Background High-density lipoprotein (HDL) levels are inversely associated with cardiovascular risk. Cholesteryl ester transfer protein inhibition with evacetrapib results in a marked increase in HDL and reduction in low-density lipoprotein (LDL) levels. We evaluated the impact of treatment with evacetrapib versus placebo in the subset of 8236 patients with diabetes mellitus (DM) enrolled in the Assessment of Clinical Effects of Cholesteryl Ester Transfer Protein Inhibition with Evacetrapib in Patients at a High Risk for Vascular Outcomes trial. Methods and results Time to first occurrence of any component of the primary composite endpoint of cardiovascular death, myocardial infarction, stroke, revascularization, and hospitalization for unstable angina was compared among patients with DM randomized to treatment with evacetrapib (n=4127) or placebo (n=4109) over a median of 26 months of follow-up. The mean baseline LDL at initiation was 80 mg/dL with a mean baseline HDL of 44 mg/dL. In patients with DM, evacetrapib resulted in a 131% mean increase in HDL levels and a 32% mean decrease in LDL at 3 months that was sustained during the course of the trial. At 6 months, hemoglobin A1c (HbA1c) levels were lower with evacetrapib than placebo (7.08% vs 7.15%, p=0.023). Composite event rates were higher in patients with DM than without DM (Kaplan-Meier estimates: 15.2% vs 10.6%, HR 1.46, 95% CI 1.30 to 1.64, p<0.001). In the DM group, event rates for the composite endpoint (14.5% evacetrapib vs 16% placebo, HR 0.95, 95% CI 0.85 to 1.07, p=0.38) and individual components of the composite were similar for both evacetrapib and placebo groups. No significant treatment interaction between treatment assignment and diabetes status was noted. Conclusion Despite a favorable increase in HDL, and decreases in LDL and HbA1c levels in patients with DM, we observed no benefits of treatment with evacetrapib on prespecified clinical outcomes in this high-risk population.

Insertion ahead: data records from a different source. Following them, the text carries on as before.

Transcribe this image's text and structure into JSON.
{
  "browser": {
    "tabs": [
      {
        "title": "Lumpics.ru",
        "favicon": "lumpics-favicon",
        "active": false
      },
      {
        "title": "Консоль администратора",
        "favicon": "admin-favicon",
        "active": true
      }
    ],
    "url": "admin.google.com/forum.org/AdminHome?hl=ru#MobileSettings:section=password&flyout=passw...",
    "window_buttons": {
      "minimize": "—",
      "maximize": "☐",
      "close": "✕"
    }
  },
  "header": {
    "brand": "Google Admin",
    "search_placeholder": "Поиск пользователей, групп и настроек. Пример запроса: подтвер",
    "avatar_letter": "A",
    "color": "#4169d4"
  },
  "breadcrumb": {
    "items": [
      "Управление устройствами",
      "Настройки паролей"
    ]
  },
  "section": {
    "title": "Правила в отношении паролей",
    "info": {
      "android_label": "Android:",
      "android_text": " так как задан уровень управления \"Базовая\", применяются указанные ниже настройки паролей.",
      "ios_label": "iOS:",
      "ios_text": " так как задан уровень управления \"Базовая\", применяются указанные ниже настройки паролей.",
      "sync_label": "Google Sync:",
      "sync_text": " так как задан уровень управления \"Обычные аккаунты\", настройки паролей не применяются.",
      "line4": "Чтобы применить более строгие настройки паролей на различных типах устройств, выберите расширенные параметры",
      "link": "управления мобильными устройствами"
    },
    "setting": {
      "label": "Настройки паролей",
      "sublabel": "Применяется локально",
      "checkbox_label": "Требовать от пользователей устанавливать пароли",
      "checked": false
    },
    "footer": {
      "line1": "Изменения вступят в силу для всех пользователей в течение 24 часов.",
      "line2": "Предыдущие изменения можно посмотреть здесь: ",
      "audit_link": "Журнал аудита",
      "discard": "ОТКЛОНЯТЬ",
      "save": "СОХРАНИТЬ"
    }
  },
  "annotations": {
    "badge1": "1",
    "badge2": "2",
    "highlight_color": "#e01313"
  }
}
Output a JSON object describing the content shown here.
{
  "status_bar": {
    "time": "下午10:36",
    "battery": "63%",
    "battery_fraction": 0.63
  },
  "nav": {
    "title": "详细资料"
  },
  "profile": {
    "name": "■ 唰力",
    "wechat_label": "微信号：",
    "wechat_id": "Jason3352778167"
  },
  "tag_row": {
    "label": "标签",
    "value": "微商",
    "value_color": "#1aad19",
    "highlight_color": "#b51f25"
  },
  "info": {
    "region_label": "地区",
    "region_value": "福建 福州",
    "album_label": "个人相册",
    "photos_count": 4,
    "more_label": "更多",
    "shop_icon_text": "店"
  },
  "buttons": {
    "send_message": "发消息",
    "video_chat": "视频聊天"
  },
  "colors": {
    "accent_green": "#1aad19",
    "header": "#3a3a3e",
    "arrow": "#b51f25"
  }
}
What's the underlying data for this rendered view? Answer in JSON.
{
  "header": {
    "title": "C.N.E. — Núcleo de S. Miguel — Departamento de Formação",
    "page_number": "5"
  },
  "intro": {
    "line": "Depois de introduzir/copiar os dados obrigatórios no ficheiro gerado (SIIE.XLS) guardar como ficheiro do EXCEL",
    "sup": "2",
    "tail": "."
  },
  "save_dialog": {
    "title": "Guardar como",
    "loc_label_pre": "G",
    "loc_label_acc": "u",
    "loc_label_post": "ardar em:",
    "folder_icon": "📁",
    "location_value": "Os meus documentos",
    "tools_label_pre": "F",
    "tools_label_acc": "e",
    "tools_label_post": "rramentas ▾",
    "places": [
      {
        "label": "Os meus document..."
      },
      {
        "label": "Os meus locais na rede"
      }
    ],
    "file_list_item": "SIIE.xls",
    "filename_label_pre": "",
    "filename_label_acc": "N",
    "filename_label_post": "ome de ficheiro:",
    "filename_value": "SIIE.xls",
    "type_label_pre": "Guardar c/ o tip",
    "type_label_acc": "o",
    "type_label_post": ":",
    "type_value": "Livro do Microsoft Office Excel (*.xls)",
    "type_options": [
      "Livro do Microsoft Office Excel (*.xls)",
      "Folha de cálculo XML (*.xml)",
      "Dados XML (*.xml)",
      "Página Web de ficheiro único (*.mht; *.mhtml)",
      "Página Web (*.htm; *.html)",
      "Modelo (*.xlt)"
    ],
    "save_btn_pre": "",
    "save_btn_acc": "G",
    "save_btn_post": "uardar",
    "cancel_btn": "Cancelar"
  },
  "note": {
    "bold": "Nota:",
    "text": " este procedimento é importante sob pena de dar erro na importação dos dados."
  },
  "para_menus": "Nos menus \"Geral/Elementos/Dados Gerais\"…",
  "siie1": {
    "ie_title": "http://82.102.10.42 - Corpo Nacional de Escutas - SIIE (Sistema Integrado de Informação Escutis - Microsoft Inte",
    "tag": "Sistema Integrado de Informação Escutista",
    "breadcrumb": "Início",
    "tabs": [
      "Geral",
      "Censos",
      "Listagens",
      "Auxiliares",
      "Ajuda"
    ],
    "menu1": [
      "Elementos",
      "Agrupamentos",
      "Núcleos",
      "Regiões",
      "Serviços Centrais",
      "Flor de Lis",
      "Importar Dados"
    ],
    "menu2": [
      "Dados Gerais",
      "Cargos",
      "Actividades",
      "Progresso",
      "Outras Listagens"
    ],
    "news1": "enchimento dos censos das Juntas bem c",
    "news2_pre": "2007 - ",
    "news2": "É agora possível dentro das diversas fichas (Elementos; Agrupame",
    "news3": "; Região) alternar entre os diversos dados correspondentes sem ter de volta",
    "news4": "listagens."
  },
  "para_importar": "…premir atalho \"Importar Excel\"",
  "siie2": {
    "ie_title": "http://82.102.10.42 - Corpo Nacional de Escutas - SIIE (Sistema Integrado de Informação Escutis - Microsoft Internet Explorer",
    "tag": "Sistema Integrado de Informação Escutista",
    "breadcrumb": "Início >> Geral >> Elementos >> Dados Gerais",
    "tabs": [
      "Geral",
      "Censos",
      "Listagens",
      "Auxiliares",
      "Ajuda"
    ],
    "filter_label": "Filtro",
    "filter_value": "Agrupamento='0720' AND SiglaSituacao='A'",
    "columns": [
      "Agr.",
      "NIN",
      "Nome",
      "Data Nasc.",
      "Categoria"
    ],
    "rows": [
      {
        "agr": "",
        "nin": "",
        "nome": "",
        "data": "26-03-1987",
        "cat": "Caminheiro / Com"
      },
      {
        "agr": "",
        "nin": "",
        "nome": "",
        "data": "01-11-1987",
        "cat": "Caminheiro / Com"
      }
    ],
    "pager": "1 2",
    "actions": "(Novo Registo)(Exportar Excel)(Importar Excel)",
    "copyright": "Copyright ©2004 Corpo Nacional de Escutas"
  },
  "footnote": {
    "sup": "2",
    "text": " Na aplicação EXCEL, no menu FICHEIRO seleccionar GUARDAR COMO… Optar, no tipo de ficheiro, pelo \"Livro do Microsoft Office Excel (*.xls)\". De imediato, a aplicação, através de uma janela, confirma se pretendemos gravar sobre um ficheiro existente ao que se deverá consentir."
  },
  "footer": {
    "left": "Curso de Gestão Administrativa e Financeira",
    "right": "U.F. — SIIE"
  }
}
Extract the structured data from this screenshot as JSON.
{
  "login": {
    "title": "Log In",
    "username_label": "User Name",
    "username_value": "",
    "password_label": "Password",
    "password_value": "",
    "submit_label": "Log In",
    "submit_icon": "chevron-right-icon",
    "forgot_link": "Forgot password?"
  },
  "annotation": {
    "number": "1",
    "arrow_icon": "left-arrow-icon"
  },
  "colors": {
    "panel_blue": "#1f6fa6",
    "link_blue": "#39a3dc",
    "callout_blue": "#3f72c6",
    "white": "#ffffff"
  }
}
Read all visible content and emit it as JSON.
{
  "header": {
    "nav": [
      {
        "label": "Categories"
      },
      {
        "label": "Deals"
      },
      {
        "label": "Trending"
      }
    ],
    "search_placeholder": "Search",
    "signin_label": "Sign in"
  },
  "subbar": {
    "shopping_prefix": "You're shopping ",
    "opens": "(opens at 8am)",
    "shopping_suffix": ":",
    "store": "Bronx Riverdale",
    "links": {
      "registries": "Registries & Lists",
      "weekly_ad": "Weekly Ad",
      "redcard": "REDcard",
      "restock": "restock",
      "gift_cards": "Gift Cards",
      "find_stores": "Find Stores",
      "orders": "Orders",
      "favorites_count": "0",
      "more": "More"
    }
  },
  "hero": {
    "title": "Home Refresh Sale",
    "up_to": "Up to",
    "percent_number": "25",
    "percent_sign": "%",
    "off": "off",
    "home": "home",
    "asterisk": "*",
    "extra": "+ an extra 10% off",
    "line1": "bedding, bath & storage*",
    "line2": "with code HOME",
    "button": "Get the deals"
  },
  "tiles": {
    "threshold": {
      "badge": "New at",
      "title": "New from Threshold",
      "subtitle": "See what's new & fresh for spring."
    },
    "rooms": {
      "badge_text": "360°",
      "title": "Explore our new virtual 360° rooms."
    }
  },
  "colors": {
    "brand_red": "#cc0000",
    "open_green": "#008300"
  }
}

- cardiovascular complications
- cholesteryl ester transfer protein